*** Records for this task ***
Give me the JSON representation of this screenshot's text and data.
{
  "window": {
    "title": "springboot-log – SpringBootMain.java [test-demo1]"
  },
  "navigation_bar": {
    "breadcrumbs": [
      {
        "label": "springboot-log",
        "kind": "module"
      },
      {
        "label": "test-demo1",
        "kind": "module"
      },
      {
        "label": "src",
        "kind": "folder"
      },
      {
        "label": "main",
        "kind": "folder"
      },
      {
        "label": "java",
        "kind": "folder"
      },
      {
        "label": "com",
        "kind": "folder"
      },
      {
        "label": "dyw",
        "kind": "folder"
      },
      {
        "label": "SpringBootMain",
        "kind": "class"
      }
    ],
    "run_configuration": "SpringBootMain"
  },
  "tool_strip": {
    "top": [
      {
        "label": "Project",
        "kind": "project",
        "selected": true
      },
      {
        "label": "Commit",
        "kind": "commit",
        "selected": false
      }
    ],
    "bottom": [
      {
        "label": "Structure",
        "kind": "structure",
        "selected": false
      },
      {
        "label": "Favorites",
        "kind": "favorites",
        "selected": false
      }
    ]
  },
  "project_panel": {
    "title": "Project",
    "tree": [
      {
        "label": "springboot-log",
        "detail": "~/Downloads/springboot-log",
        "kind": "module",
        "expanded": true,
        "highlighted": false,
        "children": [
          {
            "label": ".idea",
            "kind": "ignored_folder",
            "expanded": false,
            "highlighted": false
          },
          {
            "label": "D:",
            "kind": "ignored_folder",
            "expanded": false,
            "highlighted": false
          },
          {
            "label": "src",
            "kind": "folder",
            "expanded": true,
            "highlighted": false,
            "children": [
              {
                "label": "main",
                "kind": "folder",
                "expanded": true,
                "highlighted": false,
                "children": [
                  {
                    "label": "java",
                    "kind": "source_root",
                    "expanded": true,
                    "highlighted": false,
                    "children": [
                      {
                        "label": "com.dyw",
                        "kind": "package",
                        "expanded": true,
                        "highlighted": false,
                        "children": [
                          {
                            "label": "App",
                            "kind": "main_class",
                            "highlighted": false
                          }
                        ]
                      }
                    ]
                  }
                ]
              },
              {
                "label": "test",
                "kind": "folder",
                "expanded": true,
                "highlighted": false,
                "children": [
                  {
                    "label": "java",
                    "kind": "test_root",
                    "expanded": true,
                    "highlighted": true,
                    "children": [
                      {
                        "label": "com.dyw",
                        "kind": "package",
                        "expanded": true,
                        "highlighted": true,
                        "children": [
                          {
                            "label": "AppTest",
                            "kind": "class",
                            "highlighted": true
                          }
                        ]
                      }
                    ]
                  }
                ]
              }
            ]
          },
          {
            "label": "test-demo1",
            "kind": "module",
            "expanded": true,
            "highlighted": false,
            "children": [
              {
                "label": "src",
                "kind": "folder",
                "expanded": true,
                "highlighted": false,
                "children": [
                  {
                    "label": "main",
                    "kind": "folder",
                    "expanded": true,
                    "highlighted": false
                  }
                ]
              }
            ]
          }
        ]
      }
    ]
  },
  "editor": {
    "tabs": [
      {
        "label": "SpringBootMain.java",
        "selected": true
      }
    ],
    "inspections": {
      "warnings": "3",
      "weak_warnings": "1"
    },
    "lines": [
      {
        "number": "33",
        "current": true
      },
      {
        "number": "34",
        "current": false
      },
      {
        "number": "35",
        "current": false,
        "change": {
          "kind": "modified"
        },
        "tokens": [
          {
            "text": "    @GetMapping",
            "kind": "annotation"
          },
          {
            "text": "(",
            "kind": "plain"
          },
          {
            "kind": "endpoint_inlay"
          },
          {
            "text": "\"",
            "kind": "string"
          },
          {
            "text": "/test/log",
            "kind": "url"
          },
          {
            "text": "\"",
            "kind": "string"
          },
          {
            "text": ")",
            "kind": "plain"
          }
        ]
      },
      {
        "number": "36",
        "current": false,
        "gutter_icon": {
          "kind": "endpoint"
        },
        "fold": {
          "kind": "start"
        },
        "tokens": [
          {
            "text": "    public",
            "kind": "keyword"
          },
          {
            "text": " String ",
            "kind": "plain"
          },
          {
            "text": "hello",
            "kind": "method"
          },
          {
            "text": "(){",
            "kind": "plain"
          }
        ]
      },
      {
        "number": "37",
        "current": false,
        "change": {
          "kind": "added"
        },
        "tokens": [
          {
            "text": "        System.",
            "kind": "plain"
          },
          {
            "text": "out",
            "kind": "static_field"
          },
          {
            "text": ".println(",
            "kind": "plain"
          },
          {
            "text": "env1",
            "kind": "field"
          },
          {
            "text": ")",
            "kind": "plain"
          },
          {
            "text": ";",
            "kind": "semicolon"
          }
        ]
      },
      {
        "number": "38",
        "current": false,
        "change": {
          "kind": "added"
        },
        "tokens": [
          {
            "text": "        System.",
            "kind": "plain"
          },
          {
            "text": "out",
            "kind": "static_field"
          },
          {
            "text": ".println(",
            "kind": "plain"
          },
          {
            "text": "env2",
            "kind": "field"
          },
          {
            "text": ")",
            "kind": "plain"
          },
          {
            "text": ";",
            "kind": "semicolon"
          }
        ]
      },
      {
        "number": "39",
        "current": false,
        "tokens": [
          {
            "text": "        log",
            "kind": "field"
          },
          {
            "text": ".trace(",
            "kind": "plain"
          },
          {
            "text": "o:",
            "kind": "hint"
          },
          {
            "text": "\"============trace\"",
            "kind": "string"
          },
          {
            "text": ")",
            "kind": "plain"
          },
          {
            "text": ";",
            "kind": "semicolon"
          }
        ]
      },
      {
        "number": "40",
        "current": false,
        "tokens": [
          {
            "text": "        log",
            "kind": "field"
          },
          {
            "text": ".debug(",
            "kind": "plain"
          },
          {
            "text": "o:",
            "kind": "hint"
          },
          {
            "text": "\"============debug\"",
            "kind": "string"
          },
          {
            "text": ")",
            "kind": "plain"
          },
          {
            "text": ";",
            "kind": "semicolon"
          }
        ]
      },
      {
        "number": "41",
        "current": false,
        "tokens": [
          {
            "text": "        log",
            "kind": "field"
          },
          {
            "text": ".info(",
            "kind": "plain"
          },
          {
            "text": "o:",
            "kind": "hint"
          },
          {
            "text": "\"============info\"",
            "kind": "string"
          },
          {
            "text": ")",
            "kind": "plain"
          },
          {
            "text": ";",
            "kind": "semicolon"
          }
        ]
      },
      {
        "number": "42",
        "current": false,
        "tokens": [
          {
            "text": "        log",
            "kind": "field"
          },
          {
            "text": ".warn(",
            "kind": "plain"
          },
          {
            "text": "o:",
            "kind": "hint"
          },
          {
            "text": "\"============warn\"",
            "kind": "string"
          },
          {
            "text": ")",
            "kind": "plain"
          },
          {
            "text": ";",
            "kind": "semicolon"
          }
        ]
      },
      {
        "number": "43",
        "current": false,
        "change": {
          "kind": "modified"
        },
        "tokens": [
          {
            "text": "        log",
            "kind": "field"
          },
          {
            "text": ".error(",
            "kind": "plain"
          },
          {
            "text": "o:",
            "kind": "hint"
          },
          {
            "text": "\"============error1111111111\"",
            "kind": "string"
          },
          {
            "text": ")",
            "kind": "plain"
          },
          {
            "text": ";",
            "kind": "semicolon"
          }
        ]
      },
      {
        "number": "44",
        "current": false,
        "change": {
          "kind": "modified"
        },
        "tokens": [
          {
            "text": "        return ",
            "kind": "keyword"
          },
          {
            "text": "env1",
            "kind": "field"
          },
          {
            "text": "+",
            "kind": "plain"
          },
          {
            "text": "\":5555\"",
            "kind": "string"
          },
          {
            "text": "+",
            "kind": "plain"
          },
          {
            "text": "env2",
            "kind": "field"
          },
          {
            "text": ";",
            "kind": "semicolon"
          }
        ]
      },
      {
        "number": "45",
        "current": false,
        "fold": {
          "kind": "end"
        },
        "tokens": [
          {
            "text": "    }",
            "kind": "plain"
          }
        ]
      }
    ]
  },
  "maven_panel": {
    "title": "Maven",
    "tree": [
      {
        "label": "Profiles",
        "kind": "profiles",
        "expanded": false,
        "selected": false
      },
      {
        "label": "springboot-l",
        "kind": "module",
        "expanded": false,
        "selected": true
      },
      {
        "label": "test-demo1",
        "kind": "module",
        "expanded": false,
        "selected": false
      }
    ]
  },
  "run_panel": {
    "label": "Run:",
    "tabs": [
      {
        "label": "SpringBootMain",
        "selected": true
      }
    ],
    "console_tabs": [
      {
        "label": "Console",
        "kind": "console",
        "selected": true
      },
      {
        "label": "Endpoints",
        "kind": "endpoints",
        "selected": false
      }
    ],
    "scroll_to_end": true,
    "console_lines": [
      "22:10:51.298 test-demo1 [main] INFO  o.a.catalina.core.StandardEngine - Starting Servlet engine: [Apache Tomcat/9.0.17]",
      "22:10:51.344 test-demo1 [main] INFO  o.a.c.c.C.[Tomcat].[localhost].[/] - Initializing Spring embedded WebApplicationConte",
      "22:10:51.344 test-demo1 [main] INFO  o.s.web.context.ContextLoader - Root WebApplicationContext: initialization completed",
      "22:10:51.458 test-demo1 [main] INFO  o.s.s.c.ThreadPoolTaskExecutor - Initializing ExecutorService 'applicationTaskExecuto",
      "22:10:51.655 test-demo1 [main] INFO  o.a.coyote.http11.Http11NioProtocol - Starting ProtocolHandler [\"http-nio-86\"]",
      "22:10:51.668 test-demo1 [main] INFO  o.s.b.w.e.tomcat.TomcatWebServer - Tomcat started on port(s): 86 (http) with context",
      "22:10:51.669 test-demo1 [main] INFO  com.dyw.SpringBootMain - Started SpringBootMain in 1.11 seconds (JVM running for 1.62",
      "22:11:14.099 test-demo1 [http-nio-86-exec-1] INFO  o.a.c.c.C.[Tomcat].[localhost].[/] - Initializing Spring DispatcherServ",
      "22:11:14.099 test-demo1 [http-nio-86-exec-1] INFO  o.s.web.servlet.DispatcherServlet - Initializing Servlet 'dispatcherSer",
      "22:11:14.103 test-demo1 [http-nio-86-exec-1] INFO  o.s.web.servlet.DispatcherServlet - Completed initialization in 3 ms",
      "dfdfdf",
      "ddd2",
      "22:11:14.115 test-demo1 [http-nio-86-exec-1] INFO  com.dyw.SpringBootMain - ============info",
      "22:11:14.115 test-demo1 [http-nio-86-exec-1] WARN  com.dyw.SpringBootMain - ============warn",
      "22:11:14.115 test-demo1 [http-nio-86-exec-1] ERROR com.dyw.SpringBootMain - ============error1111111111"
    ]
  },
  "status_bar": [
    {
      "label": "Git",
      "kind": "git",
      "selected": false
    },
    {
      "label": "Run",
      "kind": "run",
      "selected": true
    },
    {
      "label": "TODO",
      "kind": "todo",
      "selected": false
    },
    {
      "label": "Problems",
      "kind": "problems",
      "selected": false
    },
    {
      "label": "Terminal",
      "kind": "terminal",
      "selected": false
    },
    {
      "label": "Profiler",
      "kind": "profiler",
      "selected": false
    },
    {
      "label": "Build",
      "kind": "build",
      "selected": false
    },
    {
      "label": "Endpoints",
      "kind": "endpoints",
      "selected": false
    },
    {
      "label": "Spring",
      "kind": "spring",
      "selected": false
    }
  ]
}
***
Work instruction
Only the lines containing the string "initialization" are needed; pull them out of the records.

Written solution
      "22:10:51.344 test-demo1 [main] INFO  o.s.web.context.ContextLoader - Root WebApplicationContext: initialization completed",
      "22:11:14.103 test-demo1 [http-nio-86-exec-1] INFO  o.s.web.servlet.DispatcherServlet - Completed initialization in 3 ms",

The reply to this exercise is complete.